- **TASK REQUIREMENTS**
Where the string "湖南锦里信息科技有限公司" occurs in the material below, report the whole line.

- **STUDY MATERIAL**
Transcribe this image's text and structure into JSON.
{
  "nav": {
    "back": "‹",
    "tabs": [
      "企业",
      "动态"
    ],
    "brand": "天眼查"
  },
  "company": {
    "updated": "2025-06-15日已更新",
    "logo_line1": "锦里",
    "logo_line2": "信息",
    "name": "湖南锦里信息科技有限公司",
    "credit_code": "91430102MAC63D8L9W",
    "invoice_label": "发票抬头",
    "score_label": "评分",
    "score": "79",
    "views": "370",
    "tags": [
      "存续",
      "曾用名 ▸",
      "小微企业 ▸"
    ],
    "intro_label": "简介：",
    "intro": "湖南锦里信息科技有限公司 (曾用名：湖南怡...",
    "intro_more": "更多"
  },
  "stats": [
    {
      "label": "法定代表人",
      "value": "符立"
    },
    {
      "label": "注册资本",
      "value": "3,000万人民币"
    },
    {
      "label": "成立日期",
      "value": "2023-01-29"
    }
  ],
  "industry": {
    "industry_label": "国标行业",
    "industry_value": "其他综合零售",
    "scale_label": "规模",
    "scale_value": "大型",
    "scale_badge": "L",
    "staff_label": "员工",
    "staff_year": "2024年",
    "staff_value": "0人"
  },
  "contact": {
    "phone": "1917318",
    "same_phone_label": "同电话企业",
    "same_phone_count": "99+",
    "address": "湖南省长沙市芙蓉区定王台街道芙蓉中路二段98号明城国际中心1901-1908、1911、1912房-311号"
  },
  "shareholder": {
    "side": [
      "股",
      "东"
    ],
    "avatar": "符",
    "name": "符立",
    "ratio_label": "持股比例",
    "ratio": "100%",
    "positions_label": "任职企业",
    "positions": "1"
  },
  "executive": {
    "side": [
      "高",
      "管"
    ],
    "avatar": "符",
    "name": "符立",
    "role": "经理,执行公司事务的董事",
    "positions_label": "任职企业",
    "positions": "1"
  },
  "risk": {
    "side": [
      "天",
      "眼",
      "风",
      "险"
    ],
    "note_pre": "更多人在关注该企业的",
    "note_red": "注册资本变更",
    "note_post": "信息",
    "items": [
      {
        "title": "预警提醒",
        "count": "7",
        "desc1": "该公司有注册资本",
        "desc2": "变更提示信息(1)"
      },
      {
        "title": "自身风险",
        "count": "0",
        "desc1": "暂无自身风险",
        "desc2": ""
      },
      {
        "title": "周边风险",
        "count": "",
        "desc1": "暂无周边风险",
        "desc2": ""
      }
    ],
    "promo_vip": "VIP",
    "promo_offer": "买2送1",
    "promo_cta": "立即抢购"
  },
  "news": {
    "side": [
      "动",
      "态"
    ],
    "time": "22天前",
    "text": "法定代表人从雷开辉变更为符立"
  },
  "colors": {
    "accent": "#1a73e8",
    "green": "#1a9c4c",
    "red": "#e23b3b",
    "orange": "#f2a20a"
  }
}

- **WRITTEN RESPONSE**
    "name": "湖南锦里信息科技有限公司",
    "intro": "湖南锦里信息科技有限公司 (曾用名：湖南怡...",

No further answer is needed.